Silver Book Fact

Atrial fibrillation on death certificates

In 2008, atrial fibrillation was mentioned on 99,294 death certificates in the U.S. and was the underlying cause of death in 15,383.

Roger, Veronique L., Alan S. Go, Donald M. Lloyd-Jones, Emelia J. Benjamin, Jarret D. Berry, et al.; on behalf of the American Heart Association Statistics Committee and Stroke Statistics Subcommittee. Heart Disease and Stroke Statistics–2012 Update. Circulation. 2012; 125: e2-e220. http://circ.ahajournals.org/content/125/1/e2

Reference

Title
Heart Disease and Stroke Statistics–2012 Update
Publication
Circulation
Publisher
American Heart Association
Publication Date
2012
Authors
Roger, Veronique L., Alan S. Go, Donald M. Lloyd-Jones, Emelia J. Benjamin, Jarret D. Berry, et al.; on behalf of the American Heart Association Statistics Committee and Stroke Statistics Subcommittee
Pages
e2-e220
URL
Read Full Resource

Categories

  • Cost of Disease
  • Human Burden

Related Facts

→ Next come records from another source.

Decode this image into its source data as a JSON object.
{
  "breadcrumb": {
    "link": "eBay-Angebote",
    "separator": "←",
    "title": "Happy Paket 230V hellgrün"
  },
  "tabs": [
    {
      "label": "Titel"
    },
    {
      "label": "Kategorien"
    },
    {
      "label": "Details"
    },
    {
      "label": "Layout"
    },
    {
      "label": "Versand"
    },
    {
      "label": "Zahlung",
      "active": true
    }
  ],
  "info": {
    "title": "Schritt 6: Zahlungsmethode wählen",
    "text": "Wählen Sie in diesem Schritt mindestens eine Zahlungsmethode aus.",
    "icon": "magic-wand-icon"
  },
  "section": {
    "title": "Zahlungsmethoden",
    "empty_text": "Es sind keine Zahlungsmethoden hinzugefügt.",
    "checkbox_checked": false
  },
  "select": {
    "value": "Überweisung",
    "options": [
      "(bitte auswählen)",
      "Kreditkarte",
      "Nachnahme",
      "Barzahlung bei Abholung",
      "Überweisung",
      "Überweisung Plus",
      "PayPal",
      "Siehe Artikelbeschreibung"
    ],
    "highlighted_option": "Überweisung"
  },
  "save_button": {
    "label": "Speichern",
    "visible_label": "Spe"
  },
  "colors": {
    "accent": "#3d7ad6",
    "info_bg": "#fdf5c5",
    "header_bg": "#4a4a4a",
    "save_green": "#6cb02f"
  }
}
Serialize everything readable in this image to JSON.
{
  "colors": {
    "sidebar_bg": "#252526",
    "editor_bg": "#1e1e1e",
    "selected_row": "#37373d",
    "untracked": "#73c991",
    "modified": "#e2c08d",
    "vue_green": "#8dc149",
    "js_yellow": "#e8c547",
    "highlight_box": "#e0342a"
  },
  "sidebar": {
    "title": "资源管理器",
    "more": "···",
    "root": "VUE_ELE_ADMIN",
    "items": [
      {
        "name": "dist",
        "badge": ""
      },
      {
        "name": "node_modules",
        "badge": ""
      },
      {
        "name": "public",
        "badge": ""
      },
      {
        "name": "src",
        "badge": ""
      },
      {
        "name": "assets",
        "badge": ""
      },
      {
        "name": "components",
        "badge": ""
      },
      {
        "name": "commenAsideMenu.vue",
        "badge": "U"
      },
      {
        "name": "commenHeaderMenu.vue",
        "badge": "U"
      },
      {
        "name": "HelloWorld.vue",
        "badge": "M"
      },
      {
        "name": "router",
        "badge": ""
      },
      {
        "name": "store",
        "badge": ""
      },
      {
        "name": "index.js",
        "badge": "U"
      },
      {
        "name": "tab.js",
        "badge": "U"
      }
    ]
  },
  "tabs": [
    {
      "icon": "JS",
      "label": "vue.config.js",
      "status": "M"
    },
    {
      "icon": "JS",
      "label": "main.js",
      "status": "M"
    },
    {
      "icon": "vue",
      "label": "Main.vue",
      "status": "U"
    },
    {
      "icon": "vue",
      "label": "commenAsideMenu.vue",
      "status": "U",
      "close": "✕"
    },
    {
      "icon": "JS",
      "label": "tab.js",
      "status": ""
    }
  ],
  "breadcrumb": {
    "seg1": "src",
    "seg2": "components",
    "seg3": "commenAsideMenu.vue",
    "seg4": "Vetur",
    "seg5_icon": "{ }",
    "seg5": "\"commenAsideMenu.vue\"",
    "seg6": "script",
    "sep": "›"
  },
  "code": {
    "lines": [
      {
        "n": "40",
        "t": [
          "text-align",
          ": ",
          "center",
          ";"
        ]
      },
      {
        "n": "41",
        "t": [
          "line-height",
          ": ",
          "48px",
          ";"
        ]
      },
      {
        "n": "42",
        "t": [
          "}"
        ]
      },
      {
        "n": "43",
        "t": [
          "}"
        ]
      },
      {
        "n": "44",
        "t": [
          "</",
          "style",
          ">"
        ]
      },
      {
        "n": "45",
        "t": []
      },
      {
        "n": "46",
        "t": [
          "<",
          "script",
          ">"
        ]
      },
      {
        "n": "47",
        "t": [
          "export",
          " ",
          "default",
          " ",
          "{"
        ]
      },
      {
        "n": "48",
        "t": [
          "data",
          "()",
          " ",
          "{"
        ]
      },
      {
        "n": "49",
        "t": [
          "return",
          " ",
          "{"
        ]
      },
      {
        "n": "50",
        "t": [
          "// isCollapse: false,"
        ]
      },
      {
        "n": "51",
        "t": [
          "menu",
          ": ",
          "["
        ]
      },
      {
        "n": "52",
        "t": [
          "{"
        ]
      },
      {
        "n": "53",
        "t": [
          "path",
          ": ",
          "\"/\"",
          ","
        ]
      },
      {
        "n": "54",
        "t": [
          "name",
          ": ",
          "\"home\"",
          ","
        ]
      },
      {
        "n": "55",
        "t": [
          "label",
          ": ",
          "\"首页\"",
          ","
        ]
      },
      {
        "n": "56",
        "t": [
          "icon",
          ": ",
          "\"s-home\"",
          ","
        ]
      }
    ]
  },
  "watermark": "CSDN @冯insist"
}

  • AFib treatment costs, 2001
    In 2001, the estimated treatment costs of atrial fibrillation were $6.65 billion per year—this included hospitalization costs, in- and out-patient care, and medications. This did not include costs of stroke…  
  • Hospital readmission rates among AFib patients
    In the year following initial hospitalization for atrial fibrillation (AF), 12.5% of chronic AF patients were readmitted for AF—17.6% of readmissions occurred within 1 month. Among newly-diagnosed patients, 10.1% were…  
  • Atrial fibrillation as a contributory cause of death
    Around 84% of all deaths with atrial fibrillation as a contributory cause are in individuals age 75 and older.  
  • Atrial fibrillation as the primary discharge diagnosis rates
    Atrial fibrillation was listed as the primary discharge diagnosis in 20.6 per 100,000 people per year for patients between the ages of 15 and 44 and 1,077.4 per 100,000 people…  
  • Atrial fibrillation prevalence by age, 2001
    Atrial fibrillation affects around 1 in 25 Americans age 60 and older, increasing to close to 1 in 10 adults by age 80.